Start of Data listing

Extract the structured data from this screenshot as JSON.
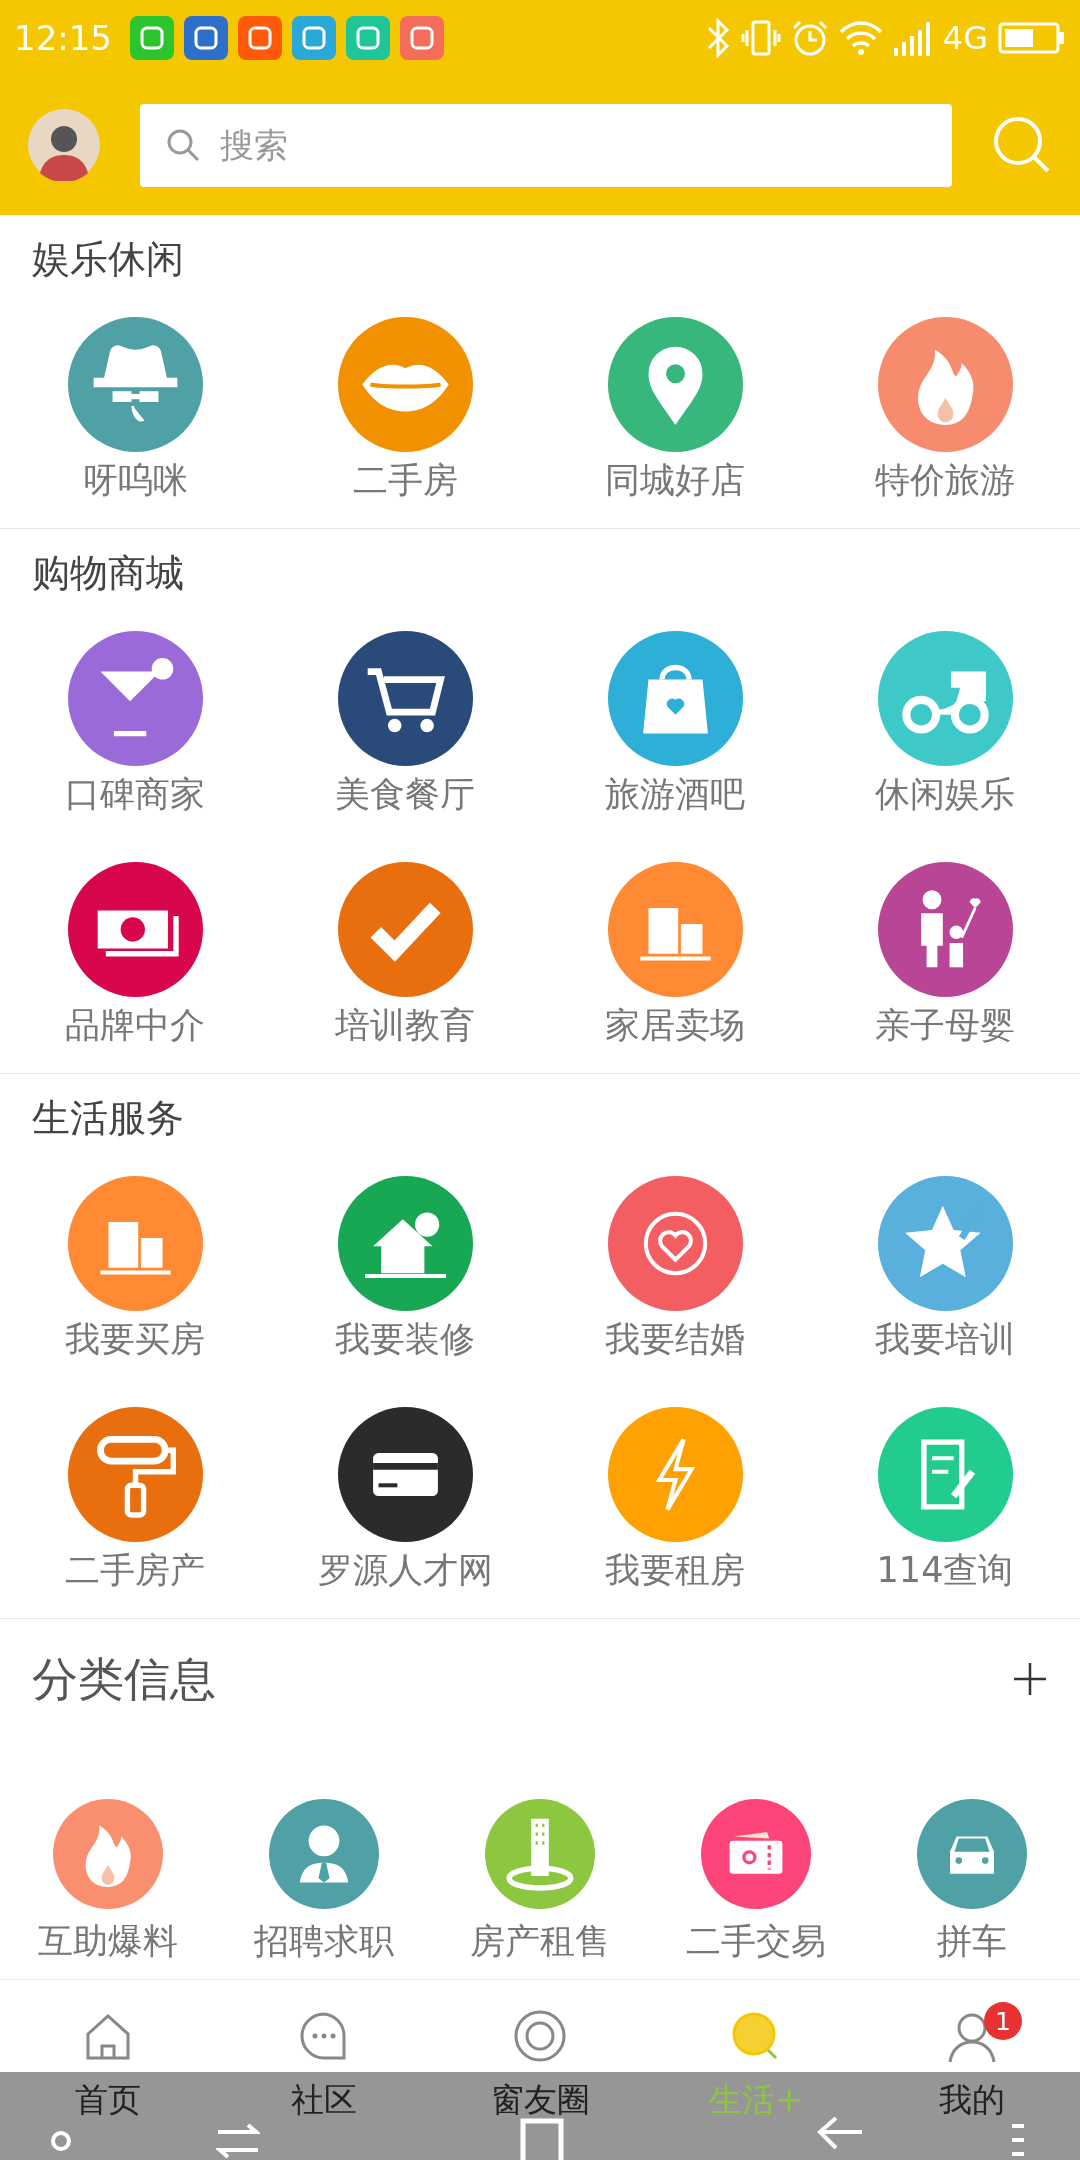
{
  "status_bar": {
    "time": "12:15",
    "network": "4G"
  },
  "header": {
    "search": {
      "placeholder": "搜索"
    }
  },
  "sections": [
    {
      "title": "娱乐休闲",
      "items": [
        {
          "label": "呀呜咪",
          "color": "#4fa1a6"
        },
        {
          "label": "二手房",
          "color": "#f29100"
        },
        {
          "label": "同城好店",
          "color": "#37b77b"
        },
        {
          "label": "特价旅游",
          "color": "#f78b6d"
        }
      ]
    },
    {
      "title": "购物商城",
      "items": [
        {
          "label": "口碑商家",
          "color": "#9a6ad9"
        },
        {
          "label": "美食餐厅",
          "color": "#2a4a7a"
        },
        {
          "label": "旅游酒吧",
          "color": "#2eafd8"
        },
        {
          "label": "休闲娱乐",
          "color": "#3ec8c8"
        },
        {
          "label": "品牌中介",
          "color": "#d7064f"
        },
        {
          "label": "培训教育",
          "color": "#e86e0e"
        },
        {
          "label": "家居卖场",
          "color": "#ff8a33"
        },
        {
          "label": "亲子母婴",
          "color": "#b94596"
        }
      ]
    },
    {
      "title": "生活服务",
      "items": [
        {
          "label": "我要买房",
          "color": "#ff8a33"
        },
        {
          "label": "我要装修",
          "color": "#18a853"
        },
        {
          "label": "我要结婚",
          "color": "#f25e61"
        },
        {
          "label": "我要培训",
          "color": "#5ab0dc"
        },
        {
          "label": "二手房产",
          "color": "#e86e0e"
        },
        {
          "label": "罗源人才网",
          "color": "#2b2b2b"
        },
        {
          "label": "我要租房",
          "color": "#ffa100"
        },
        {
          "label": "114查询",
          "color": "#22cc8f"
        }
      ]
    }
  ],
  "classifieds": {
    "title": "分类信息",
    "items": [
      {
        "label": "互助爆料",
        "color": "#f98f6f"
      },
      {
        "label": "招聘求职",
        "color": "#4fa1a6"
      },
      {
        "label": "房产租售",
        "color": "#8dc63f"
      },
      {
        "label": "二手交易",
        "color": "#fe4579"
      },
      {
        "label": "拼车",
        "color": "#4fa1a6"
      }
    ]
  },
  "tabs": [
    {
      "label": "首页",
      "selected": false
    },
    {
      "label": "社区",
      "selected": false
    },
    {
      "label": "窗友圈",
      "selected": false
    },
    {
      "label": "生活+",
      "selected": true
    },
    {
      "label": "我的",
      "selected": false,
      "badge": "1"
    }
  ]
}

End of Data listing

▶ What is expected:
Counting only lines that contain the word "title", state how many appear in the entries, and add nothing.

▶ Output below:
4